by Guest Blogger, Chris Guinn
If I told you that a 19-year-old Harvard student is being sued by Apple Computer, Inc., you might think the case has to do with illegal music swapping using Apple's iTunes service. But, you might be surprised to learn that, instead, Apple is suing one of their biggest supporters for generating a little too much buzz about Apple's upcoming products.
The on-line edition of The Harvard Crimson reports that Nicholas M. Ciarelli, who has run the Think Secret web site since he was 13 years old, is apparently a party to a complaint filed by Apple Computer, Inc. in the Superior Court of California, County of Santa Clara last Tuesday. Apparently, Apple previously sent Ciarelli a letter ordering that the Think Secret website stop publishing Apple's trade secrets. For example, Think Secret recently published plans about the newest model to the Macintosh lineup, the Mac mini, more than two weeks before Apple publicly announced (with much fanfare) at the MacWorld Expo on January 11, 2005.
Apple apparently alleges that the Think Secret website includes solictitations for employees, and others under non-disclosure agreements, to anonymously disclose information which Apple considers confidential.
This case touches a number of legal issues, including the misappropriation of trade secrets and the ability for a reporter to keep sources confidential. For attorneys looking to hone their skills in these areas, Ciarelli is apparently still looking for counsel.
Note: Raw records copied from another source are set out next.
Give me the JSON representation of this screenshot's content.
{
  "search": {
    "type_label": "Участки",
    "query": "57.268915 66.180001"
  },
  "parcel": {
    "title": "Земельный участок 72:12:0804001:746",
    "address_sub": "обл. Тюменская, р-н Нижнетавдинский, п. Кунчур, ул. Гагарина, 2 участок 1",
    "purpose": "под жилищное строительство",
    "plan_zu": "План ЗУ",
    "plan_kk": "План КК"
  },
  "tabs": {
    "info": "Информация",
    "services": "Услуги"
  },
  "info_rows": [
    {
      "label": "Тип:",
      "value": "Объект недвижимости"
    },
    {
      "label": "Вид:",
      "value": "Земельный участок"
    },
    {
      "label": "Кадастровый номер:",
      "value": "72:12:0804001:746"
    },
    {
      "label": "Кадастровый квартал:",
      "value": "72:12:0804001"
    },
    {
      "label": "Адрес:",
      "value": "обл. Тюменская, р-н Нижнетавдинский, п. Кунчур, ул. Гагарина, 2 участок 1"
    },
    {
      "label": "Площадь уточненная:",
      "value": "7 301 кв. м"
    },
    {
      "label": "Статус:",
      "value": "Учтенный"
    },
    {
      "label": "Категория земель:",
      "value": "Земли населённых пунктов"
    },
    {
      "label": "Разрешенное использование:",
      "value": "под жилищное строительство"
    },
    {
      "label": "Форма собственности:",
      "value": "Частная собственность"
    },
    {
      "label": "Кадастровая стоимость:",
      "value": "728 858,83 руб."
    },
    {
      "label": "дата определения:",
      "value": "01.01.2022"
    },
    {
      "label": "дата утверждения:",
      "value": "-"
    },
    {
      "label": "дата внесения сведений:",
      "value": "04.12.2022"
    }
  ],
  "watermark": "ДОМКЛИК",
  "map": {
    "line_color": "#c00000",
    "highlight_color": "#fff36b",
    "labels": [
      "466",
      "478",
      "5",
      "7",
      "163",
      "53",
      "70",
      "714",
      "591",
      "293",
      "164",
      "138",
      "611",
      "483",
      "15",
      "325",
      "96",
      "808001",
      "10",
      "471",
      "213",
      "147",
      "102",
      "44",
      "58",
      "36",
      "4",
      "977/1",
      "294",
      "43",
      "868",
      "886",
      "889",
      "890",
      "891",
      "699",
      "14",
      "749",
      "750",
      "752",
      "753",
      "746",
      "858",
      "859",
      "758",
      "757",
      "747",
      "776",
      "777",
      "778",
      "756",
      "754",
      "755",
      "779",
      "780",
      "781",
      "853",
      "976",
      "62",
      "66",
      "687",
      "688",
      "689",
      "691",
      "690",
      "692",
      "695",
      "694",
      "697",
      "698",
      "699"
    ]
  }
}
Or you can just join the debate here.
Contact Chris via Chris.Guinn@tkhr.com